The characters of Tom Perrotta's latest novel, Little Children, are a surprising bunch: Todd, the handsome stay-at-home dad; Sarah, a lapsed feminist with a bisexual past; Richard, Sarah's husband, who has found himself more and more involved with a fantasy life on the internet; and Mary Ann, who thinks she has it all figured out. Written with all the fluency of Perrotta's previous novels, Little Children exposes adult dramas amidst the swingsets and slides of an ordinary American playground.
Under the Banner of Heaven by Jon Krakauer
Jon Krakauer’s Into Thin Air was a narrative tour de force chronicling the disastrous 1996 Everest expeditions, and should be considered a classic of modern journalism. Measured against this awesome standard, Under the Banner of Heaven, a tour of mainstream Mormonism and its fundamentalist offspring, is a failure. It is a lucid and sometimes compulsively readable failure, but it lacks the narrative drive and cohesive perspective of Into Thin Air.
Amsterdam by Geert Mak
From a twelfth-century settlement of wooden huts at the mouth of the River Amstel, Amsterdam had become by the late sixteenth century one of the great cultural capitals of Europe and a major financial center. In this gracefully written examination of Amsterdam's soul, part history, part travel guide, the Dutch writer Geert Mak depicts the lives of early Amsterdammers and traces the city's progress from a small town of merchants, sailors, farmers, and fishermen to a thriving metropolis.
The Great Mortality: An Intimate History of the Black Death
Allegory is a story in which things and people represent something entirely other -- perhaps an idea or a philosophy. Allegories typically contain within a moral or lesson.
An anecdote is a short narrative of an interesting or funny event.
The antagonist is the main opponent of the main character in a work of literature. The main character is called the protagonist.
Analogy is a comparison of an unfamiliar object or idea to a familiar one in an attempt to explain or illuminate the unfamiliar.
The author's account of his or her life. Autobiography can be in the form of diary, letters, memoirs, or many other forms.

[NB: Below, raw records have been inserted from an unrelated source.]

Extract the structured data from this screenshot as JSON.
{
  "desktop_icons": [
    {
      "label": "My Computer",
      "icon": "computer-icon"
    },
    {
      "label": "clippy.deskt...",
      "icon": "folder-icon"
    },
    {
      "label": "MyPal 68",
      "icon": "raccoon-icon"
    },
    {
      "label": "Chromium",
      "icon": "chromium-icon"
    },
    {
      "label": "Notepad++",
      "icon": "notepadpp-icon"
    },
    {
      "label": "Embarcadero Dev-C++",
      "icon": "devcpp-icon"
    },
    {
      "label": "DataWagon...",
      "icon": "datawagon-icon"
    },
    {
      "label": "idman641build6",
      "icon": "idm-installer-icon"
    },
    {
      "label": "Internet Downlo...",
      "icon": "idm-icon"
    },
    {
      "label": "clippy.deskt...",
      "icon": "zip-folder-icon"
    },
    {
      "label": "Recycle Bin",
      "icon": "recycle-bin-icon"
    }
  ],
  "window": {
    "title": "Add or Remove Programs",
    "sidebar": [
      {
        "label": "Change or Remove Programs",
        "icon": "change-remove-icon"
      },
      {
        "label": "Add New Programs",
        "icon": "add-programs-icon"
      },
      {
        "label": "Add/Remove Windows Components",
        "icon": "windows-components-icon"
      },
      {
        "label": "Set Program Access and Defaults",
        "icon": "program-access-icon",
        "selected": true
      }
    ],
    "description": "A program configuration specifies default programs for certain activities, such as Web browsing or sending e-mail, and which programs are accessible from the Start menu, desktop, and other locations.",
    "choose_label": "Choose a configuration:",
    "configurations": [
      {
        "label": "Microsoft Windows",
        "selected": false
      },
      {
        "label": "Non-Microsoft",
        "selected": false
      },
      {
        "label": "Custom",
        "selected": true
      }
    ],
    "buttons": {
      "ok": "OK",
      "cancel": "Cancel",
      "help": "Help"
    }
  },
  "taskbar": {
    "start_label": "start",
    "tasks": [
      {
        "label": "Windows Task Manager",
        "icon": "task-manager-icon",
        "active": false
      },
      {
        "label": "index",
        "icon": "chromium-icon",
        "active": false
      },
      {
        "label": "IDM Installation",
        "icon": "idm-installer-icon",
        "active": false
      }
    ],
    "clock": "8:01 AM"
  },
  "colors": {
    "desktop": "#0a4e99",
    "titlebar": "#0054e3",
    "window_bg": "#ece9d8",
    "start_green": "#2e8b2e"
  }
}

In literature, a caricature is a description of a person using exaggeration of some characteristics and oversimplification of others.
A brief narrative that reveals a fictional character's traits or personality.
Conflict is the struggle between the opposing forces on which the action in a work of literature depends. There are five basic forms of conflict: person versus person, person versus self, person versus nature, person versus society, and person versus God.
Denouement (French: the action of untying) is the series of events that follow the plot's climax. It is the conclusion or resolution of the story.
Dialogue is the conversation of characters within a work of literature. It is also a literary form which dates back to the 5th century BC in Greece and was improved upon by Plato by 400 BC.
Diction is the author's choice of words, taking into account correctness, clearness, and effectiveness. There are typically recognized to be four levels of diction: formal, informal, colloquial, and slang.
A speech or soliloquey by a character to an imaginary audience, in which the reader gains insight into the character's personality or history.
A long and highly stylized narrative poem celebrating the heroic achievements of its hero. Homer's Iliad and Odyssey are usually regarded as the first important epic poems and are considered to define the form.
An epigram is a concise, pointed, and satirical poem on a single thought or event. The form was originally intended for inscribing on monuments, and obtained its current definition around the 1st century BC. Samuel Taylor Coleridge ingeniously wrote an epigram that encapsulates epigram:
An epistle is a letter. In literature, it is a composition in prose or poetry in the form of a letter. Epistolography is the art of writing letters or epistles.